Posted: 1 year ago
The Violence Against Women Act was enacted in 1994 by President Bill Clinton to prevent and treat intimate partner abuse. Since that time, many abused women have received sorely needed services and public awareness of the problem has been raised.
But has VAWA reduced the overall level of partner abuse?
Have VAWA programs paid heed to the needs and wishes of abused women?
Have they respected and supported the families and communities in which women live?
Have VAWA pro-grams balanced the needs of victims with the due process rights of alleged offenders?
In short, has the Violence against Women Act delivered on its promises to women?
To answer those questions, we first need to understand the dynamics of partner aggression. Over 200 scholarly studies of domestic violence reveal that:
Women are at least as likely as men to engage in partner violence.
In about half of all cases, the aggression is mutual and there is no clear-cut initiator.
About two-thirds of those cases are minor (e.g., shoving, throwing a pillow), while the remaining one-third involve severe incidents (e.g., hitting with a fist or attacking with a weapon).
The Violence against Women Act provides funding to develop counseling, medical, and other services for victims of domestic violence; to step up law enforcement programs to prevent partner assault; and to aggressively prosecute perpetrators.
As a result, 1,500 domestic violence laws have been passed at the state level that over-hauled the legal framework for addressing partner abuse.

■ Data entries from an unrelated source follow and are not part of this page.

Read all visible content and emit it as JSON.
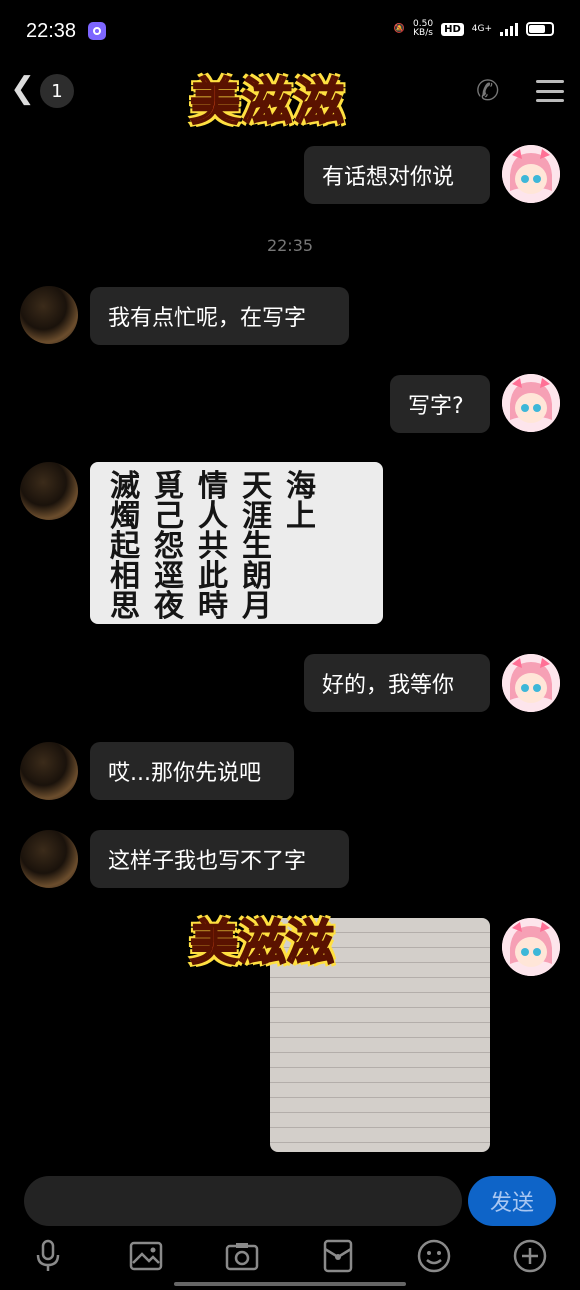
{
  "status": {
    "time": "22:38",
    "net_speed": "0.50",
    "net_unit": "KB/s",
    "hd": "HD",
    "signal": "4G+"
  },
  "nav": {
    "badge_count": "1",
    "logo_text": "美滋滋"
  },
  "messages": {
    "m1": "有话想对你说",
    "timestamp": "22:35",
    "m2": "我有点忙呢，在写字",
    "m3": "写字?",
    "calligraphy_lines": [
      "滅覓情天海",
      "燭己人涯上",
      "起怨共生",
      "相逕此朗",
      "思夜時月"
    ],
    "m4": "好的，我等你",
    "m5": "哎...那你先说吧",
    "m6": "这样子我也写不了字"
  },
  "input": {
    "send_label": "发送"
  },
  "icons": [
    "mic-icon",
    "image-icon",
    "camera-icon",
    "red-packet-icon",
    "emoji-icon",
    "plus-icon"
  ]
}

These laws:

Provide for a broad range of benefits to domestic violence victims.

Mandate treatment programs for abuse perpetrators.

Allow for the easy availability of domestic restraining orders.

Encourage or mandate arrest.

Encourage jurisdictions to adopt no-drop prosecution policies.

But many of these laws are based on questionable assumptions and may infringe on civil liberties. A sizable number of VAWA-funded services lack evidence of effectiveness. Indeed, VAWA programs have been criticized for ignoring a large segment of the domestic violence problem.

What is your take on this subject?
john elmy